2) learners using the material in the course should be at intermediate level or above.

Who this course is for:
  • This course is for teachers of English as a Foreign or Second Language who want to learn about spoken grammar, and teach a range of new items to their students.
Course content
Expand all 22 lectures 02:29:56
+ Introduction
2 lectures 10:39

Examples of spoken grammar; a brief history; and what the course aims to achieve.   

Preview 04:05

How to use the course materials in your classroom.   

Preview 06:34
+ Word order and ellipsis
4 lectures 28:30

An overview of the spoken grammar items that break or bend the word order rules of written language.   

Introduction
03:59

How to teach language like, ‘That white building, is it the art gallery?’ and ‘I thought it was great, that film.’   

Heads and tails
09:04

Helping your students to use statements as questions (with no change in word order).   

Declarative questions
08:59

How to help your students learn where and when words can be left out.   

Ellipsis
06:28
+ Emphasis
4 lectures 27:29

An overview of the grammatical and lexical items that can help students to strengthen and dramatise their speech.     

Introduction
05:14

How to teach common ways of exaggerating, such as, ‘I’m dying for a coffee.’   

Hyperbole
06:48

Teaching words like, ‘Oh, aha, ouch, yuk, oops’.   

Interjections
07:49

How to help your students learn language like, ‘That’s what I thought.’ and ‘It’s lovely and warm in here.’   

Cleft structures and binomial phrases
07:38
+ Vague language
4 lectures 28:31

An overview of the language items that can help students to express uncertainty.   

Introduction
06:37

How to teach sentences and questions like, ‘I’m feeling kind of tired.’ and ‘Shall we meet at elevenish?’     

Preview 08:47

How to help your students say sentences like ‘Have you got that thingy for cutting pizzas?’ and ‘I think that was a bit of a mistake.’   

Vague placeholders and quantities
06:55

Teaching your students how to begin sentences with word combinations such as, ‘I don’t think I…’, ‘I was thinking of…’ and ‘I don’t know how…’   

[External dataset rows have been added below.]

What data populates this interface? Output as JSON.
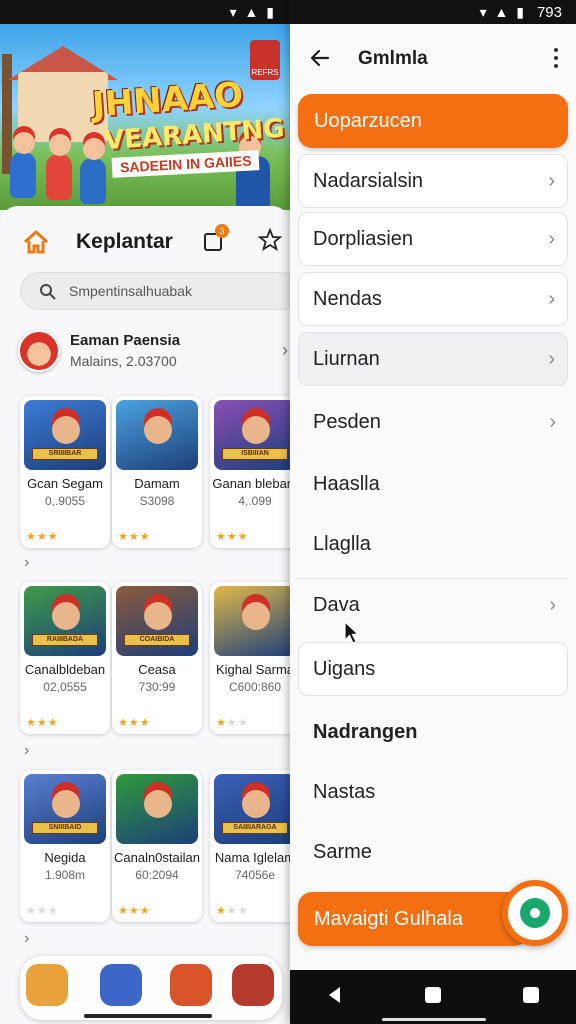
{
  "left": {
    "banner": {
      "title_line1": "JHNAAO",
      "title_line2": "VEARANTNG",
      "subtitle": "SADEEIN IN GAIIES",
      "badge": "REFRS"
    },
    "toolbar": {
      "title": "Keplantar",
      "cart_count": "3"
    },
    "search": {
      "placeholder": "Smpentinsalhuabak"
    },
    "profile": {
      "name": "Eaman Paensia",
      "sub": "Malains, 2.03700"
    },
    "cards": [
      {
        "title": "Gcan Segam",
        "meta": "0,.9055",
        "stars": 3,
        "ribbon": "SRIIIIBAR",
        "color": "#3d7bd6"
      },
      {
        "title": "Damam",
        "meta": "S3098",
        "stars": 3,
        "ribbon": "",
        "color": "#4aa3e0"
      },
      {
        "title": "Ganan blebam",
        "meta": "4,.099",
        "stars": 3,
        "ribbon": "ISBIIIAN",
        "color": "#8a4fb5"
      },
      {
        "title": "Canalbldeban",
        "meta": "02,0555",
        "stars": 3,
        "ribbon": "RAIIIBADA",
        "color": "#3f9b4a"
      },
      {
        "title": "Ceasa",
        "meta": "730:99",
        "stars": 3,
        "ribbon": "COAIBIDA",
        "color": "#8b5a3a"
      },
      {
        "title": "Kighal Sarma",
        "meta": "C600:860",
        "stars": 1,
        "ribbon": "",
        "color": "#e0b84a"
      },
      {
        "title": "Negida",
        "meta": "1.908m",
        "stars": 0,
        "ribbon": "SNIIIBAID",
        "color": "#5a7fd0"
      },
      {
        "title": "Canaln0stailan",
        "meta": "60:2094",
        "stars": 3,
        "ribbon": "",
        "color": "#2f9a3a"
      },
      {
        "title": "Nama Iglelam",
        "meta": "74056e",
        "stars": 1,
        "ribbon": "SAIIIIARAGA",
        "color": "#3b5fb8"
      }
    ]
  },
  "right": {
    "status": {
      "time": "793"
    },
    "title": "Gmlmla",
    "top_button": "Uoparzucen",
    "items": [
      {
        "label": "Nadarsialsin",
        "chevron": true,
        "style": "card"
      },
      {
        "label": "Dorpliasien",
        "chevron": true,
        "style": "card"
      },
      {
        "label": "Nendas",
        "chevron": true,
        "style": "card"
      },
      {
        "label": "Liurnan",
        "chevron": true,
        "style": "shade"
      },
      {
        "label": "Pesden",
        "chevron": true,
        "style": "plain"
      },
      {
        "label": "Haaslla",
        "chevron": false,
        "style": "plain"
      },
      {
        "label": "Llaglla",
        "chevron": false,
        "style": "plain"
      },
      {
        "label": "Dava",
        "chevron": true,
        "style": "sep"
      },
      {
        "label": "Uigans",
        "chevron": false,
        "style": "card"
      },
      {
        "label": "Nadrangen",
        "chevron": false,
        "style": "bold"
      },
      {
        "label": "Nastas",
        "chevron": false,
        "style": "plain"
      },
      {
        "label": "Sarme",
        "chevron": false,
        "style": "plain"
      }
    ],
    "bottom_button": "Mavaigti Gulhala"
  },
  "colors": {
    "accent": "#f36f12",
    "fab": "#19a86b"
  }
}
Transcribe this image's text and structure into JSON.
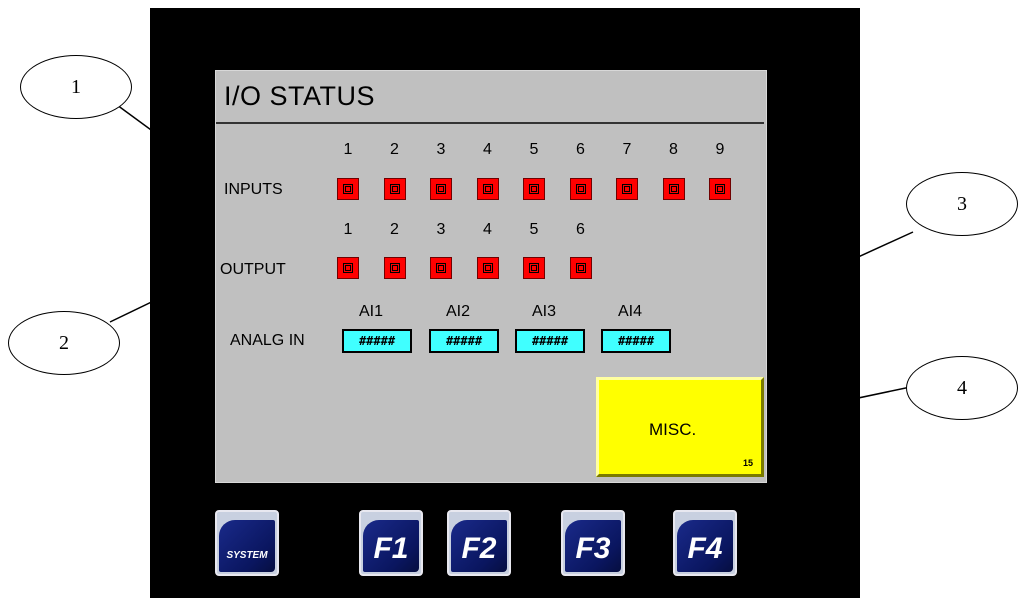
{
  "screen": {
    "title": "I/O STATUS",
    "inputs": {
      "label": "INPUTS",
      "numbers": [
        "1",
        "2",
        "3",
        "4",
        "5",
        "6",
        "7",
        "8",
        "9"
      ],
      "state_color": "#ff0000"
    },
    "outputs": {
      "label": "OUTPUT",
      "numbers": [
        "1",
        "2",
        "3",
        "4",
        "5",
        "6"
      ],
      "state_color": "#ff0000"
    },
    "analog": {
      "label": "ANALG IN",
      "channels": [
        {
          "name": "AI1",
          "value": "#####"
        },
        {
          "name": "AI2",
          "value": "#####"
        },
        {
          "name": "AI3",
          "value": "#####"
        },
        {
          "name": "AI4",
          "value": "#####"
        }
      ],
      "box_color": "#40ffff"
    },
    "misc_button": {
      "label": "MISC.",
      "number": "15",
      "color": "#ffff00"
    }
  },
  "function_keys": [
    {
      "label": "SYSTEM"
    },
    {
      "label": "F1"
    },
    {
      "label": "F2"
    },
    {
      "label": "F3"
    },
    {
      "label": "F4"
    }
  ],
  "callouts": [
    "1",
    "2",
    "3",
    "4"
  ],
  "colors": {
    "bezel": "#000000",
    "screen": "#c0c0c0",
    "key_blue": "#0a1660"
  }
}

Vague lexical bundles
06:12
+ Marking spoken discourse
4 lectures 28:12

An overview of the words and phrases speakers use to step outside the conversation and comment on what’s happening.   

Introduction
03:36

Helping your students to learn words  like, ‘anyway, actually, really’ (plus ‘then’ and ‘though’ at the end of statements and questions).     

Adverbials
08:40

How to teach words and phrases like, ‘I mean, you know, right, well, listen, hey.’     

Discourse markers
06:27

Showing your students how to report speech without changing words or tenses.   

Preview 09:29
+ Response language
4 lectures 26:35

An overview of the language used to make quick replies.   

Introduction
03:32

Showing your students how to make replies using adjectives like, ‘great’, adverbs like ‘absolutely’, and questions like ‘Have you?’ and ‘Did you?’.   

Response tokens and response questions
07:51

Teaching your students to say things like, ‘I expect so’, ‘So I hear’ and ‘I wouldn’t do that.’    

'So' and 'do'
08:08

Helping your students to continue conversations by using new words to repeat what they’ve heard, or by adding a clause to the speaker's statement.  

Synonymous language and dependent clauses
07:04